Input material START

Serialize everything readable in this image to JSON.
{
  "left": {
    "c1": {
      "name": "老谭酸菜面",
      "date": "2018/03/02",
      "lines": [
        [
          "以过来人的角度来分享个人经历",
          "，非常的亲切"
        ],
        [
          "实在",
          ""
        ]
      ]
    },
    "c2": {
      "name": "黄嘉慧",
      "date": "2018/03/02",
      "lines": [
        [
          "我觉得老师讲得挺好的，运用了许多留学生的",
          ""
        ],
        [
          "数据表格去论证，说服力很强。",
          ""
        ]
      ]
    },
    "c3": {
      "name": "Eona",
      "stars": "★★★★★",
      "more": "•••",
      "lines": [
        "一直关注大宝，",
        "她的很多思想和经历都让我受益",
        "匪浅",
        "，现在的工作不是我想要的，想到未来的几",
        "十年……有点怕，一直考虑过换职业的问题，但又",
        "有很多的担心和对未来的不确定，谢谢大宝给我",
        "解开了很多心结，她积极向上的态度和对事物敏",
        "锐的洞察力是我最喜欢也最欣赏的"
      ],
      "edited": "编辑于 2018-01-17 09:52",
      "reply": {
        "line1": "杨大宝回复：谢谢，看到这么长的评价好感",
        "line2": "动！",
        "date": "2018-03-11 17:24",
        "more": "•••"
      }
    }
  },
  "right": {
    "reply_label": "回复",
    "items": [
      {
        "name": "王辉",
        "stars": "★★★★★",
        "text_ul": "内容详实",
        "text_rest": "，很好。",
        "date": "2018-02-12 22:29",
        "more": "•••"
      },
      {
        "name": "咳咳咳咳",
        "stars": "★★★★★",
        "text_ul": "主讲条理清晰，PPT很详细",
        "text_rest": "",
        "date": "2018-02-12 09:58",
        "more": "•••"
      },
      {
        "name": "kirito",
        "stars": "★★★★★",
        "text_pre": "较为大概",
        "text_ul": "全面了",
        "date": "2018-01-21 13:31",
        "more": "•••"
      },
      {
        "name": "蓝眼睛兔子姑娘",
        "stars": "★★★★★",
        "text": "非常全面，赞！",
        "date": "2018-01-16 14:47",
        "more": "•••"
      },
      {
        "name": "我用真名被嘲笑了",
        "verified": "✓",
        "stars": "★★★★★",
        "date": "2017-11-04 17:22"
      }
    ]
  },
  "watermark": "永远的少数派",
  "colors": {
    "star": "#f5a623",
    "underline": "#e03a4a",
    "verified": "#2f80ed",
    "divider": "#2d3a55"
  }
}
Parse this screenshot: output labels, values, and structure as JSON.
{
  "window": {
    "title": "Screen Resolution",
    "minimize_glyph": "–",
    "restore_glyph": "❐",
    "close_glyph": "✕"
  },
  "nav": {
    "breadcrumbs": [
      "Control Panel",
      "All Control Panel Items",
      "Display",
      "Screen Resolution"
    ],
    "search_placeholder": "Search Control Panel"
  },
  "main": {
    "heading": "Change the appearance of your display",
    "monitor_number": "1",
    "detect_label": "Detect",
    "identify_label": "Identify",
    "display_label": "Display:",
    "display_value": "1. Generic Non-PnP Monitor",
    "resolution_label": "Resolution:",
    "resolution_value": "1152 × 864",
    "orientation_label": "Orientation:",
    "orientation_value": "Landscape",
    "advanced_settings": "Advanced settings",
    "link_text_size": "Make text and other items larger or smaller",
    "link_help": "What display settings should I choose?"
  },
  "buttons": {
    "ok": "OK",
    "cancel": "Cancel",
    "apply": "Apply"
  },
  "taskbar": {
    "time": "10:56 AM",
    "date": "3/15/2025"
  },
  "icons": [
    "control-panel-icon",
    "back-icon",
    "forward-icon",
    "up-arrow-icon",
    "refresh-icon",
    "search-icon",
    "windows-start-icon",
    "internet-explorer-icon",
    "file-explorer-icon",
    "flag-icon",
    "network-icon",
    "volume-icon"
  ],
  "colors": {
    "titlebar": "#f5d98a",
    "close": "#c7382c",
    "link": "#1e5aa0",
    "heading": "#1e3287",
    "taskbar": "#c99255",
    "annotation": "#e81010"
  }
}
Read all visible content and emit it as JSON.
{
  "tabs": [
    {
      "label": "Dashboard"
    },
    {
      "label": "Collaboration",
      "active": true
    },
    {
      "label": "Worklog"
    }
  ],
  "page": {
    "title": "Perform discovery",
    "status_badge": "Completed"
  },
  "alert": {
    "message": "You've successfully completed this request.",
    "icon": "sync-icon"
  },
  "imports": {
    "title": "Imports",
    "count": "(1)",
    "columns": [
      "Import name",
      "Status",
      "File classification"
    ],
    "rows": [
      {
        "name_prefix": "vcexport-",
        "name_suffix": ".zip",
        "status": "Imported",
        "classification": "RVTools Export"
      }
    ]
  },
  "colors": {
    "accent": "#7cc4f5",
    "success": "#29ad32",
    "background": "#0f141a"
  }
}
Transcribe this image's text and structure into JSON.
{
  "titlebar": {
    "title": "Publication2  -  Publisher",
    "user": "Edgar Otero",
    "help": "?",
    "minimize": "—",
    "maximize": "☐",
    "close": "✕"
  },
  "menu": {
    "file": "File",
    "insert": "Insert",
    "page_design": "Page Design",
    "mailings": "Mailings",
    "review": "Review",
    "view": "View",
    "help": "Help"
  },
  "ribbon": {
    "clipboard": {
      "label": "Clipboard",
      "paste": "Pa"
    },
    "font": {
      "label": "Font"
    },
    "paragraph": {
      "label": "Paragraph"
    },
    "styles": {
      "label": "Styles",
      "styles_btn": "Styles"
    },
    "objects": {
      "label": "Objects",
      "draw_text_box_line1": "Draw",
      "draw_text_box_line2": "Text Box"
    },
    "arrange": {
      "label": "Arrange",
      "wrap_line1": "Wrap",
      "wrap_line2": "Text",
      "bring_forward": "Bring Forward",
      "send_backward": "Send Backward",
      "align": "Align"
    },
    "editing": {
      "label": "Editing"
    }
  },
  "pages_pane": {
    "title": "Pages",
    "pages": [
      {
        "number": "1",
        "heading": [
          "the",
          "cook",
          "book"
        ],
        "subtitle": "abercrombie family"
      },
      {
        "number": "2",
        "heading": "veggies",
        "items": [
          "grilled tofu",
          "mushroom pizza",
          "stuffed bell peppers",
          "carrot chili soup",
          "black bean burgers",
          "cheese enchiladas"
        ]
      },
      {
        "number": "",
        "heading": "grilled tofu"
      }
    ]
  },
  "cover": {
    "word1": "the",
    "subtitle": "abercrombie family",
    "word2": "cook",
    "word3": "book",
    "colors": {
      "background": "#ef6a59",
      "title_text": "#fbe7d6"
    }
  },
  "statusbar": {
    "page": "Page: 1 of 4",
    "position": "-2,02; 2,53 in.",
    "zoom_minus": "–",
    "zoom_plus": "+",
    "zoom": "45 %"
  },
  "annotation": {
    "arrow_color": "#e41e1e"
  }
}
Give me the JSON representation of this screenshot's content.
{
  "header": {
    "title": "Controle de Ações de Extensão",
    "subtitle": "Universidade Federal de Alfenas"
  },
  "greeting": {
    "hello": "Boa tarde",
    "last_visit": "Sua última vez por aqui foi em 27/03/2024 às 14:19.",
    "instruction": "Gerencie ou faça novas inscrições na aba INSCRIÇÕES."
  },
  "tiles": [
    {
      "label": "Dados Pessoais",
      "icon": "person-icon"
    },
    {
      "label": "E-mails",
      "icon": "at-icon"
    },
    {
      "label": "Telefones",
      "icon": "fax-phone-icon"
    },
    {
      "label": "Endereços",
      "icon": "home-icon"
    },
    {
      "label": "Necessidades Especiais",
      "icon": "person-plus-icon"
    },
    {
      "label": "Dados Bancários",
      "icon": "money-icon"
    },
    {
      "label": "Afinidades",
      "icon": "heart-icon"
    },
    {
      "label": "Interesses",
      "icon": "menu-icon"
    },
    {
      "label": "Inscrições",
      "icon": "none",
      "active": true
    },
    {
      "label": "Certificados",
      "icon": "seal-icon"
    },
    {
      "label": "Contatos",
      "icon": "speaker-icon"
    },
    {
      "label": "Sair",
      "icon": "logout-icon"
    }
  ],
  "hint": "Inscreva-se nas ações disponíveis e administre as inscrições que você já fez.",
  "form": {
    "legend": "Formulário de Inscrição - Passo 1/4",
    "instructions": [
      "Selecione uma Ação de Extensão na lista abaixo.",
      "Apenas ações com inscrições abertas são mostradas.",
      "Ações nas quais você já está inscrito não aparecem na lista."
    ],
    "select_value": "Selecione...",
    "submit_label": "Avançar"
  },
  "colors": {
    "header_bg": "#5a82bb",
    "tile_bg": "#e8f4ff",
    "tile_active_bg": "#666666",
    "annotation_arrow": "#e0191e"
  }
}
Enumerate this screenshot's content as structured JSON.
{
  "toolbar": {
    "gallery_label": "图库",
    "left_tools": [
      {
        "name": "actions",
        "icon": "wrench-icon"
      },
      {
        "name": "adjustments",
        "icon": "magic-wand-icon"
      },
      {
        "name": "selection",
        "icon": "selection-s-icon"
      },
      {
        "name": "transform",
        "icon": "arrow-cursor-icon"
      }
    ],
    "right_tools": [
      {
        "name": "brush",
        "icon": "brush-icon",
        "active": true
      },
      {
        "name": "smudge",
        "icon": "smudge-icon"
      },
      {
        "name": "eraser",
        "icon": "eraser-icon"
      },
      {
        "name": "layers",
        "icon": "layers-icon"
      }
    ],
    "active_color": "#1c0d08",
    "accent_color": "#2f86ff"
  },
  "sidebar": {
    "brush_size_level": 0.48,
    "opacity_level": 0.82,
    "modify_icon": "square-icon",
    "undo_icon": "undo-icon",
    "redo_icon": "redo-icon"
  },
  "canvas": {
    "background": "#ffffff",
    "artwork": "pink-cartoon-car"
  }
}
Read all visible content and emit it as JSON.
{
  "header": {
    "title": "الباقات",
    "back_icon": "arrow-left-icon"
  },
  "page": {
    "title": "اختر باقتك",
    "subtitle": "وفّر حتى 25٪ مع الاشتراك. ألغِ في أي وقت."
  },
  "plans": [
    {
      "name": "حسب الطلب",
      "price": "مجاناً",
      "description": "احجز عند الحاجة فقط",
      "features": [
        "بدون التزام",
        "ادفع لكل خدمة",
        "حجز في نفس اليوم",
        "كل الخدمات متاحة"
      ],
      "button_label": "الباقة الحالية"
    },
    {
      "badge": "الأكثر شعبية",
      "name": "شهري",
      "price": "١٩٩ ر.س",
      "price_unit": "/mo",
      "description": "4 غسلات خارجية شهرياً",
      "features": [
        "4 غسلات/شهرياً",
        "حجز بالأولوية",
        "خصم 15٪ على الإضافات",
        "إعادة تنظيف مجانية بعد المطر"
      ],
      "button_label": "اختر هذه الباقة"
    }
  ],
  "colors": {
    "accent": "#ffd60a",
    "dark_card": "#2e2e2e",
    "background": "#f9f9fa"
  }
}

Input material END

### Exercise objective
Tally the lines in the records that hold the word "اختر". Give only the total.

### Task output
2